Looking for better earnings, the family moved to Mumbai and Yamunabai started performing Lavani and film songs on the streets of Mumbai. Encouraged by the success of her street shows, she did a stage show, which launched her stage career lasting till 1975, when the popularity of cinema and diminishing audience affected the returns.[7] Though Yamunabai tried to revive her career once again forming a new troupe, gathering her nieces, the attempt was not successful. During this period, she is reported to have a completed a low cost housing project for the members of the Kolhati tribe, the tribe where she came from.[7]

Yamunabai has shared the stage with the renowned Kathak guru, Birju Maharaj, who is reported to have appreciated her performance in 1975, staged in Delhi.[8] The performance helped to revive her career once again and she had opportunity to perform in other parts of the country such as Kolkata, Bhopal, Raipur.[7]

Yamunabai died on 15 May 2018, at the age of 102.[11]

Awards and recognitions

Yamunabai Waikar is a recipient of several awards and honours such as the

See also

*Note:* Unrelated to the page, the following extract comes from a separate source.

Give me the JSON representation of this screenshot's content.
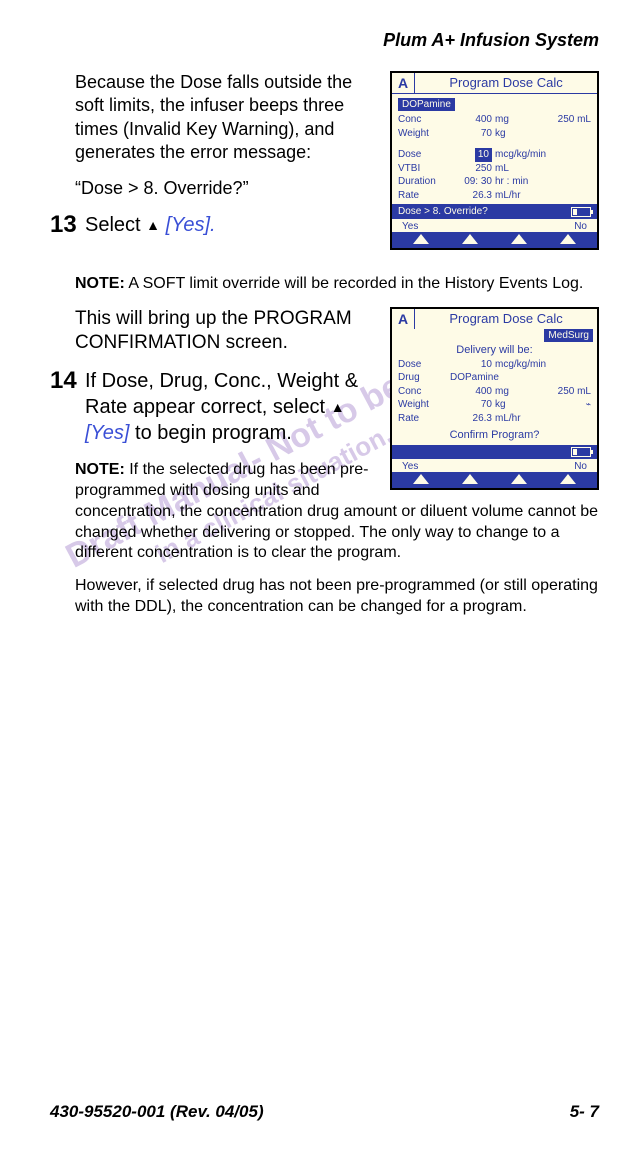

  1. ^ a b c d e f g "Sangit Kala Kendra". Sangit Kala Kendra. 2014. Retrieved 1 December 2014.
  2. ^ "IBN Live". IBN Live. 2014. Archived from the original on 1 December 2014. Retrieved 1 December 2014.
  3. ^ "Planet Radio City". Planet Radio City. 2014. Retrieved 1 December 2014.
  4. ^ "Flickr". Flickr. 2014. Retrieved 1 December 2014.
  5. ^ "SNA". Sangeet Natak Akademi. 2014. Retrieved 30 November 2014.
  6. ^ a b "Padma Shri" (PDF). Padma Shri. 2014. Retrieved 11 November 2014.
  7. ^ a b c d e f g h i j "TOI". Times of India. 11 February 2002. Retrieved 2 December 2014.
  8. ^ a b Bhushan Korgaonkar (23 July 2014). "Daily Graph". Report. Daily Graph. Retrieved 2 December 2014.
  9. ^ "बैठकीच्या लावणीतील घरंदाज भावकामाचा गौरव". marathibhaskar. 3 March 2012. Retrieved 19 December 2016.
  10. ^ "बैठकीची लावणी शिकवायचं राहून गेलं! -Maharashtra Times". Maharashtra Times. 18 September 2011. Retrieved 19 December 2016.
  11. ^ "Queen of Lavani Yamunabai Waikar passes away at 102". The Times of India. 16 May 2018. Retrieved 4 January 2024.
  12. ^ "वैशाली जाधव-परभणीकर यांचा लावणी कलावंत पुरस्काराने सन्मान". Eenadu English Portal. Retrieved 19 December 2016.
  13. ^ "Web India". Web India. 2010. Retrieved 1 December 2014.
  14. ^ "DNA". DNA. 2010. Retrieved 1 December 2014.
  15. ^ "SNA Tagore Samman" (PDF). Sangeet Natak Akademi. 25 April 2012. Retrieved 1 December 2014.
  16. ^ "Manipur News". Manipur News. 17 December 2011. Retrieved 1 December 2014.
  17. ^ "Loksatta". Loksatta. 17 November 2012. Retrieved 1 December 2014.
  18. ^ "Uttung Award". Uttung Sanskrutik Pariwar. 2014. Retrieved 1 December 2014.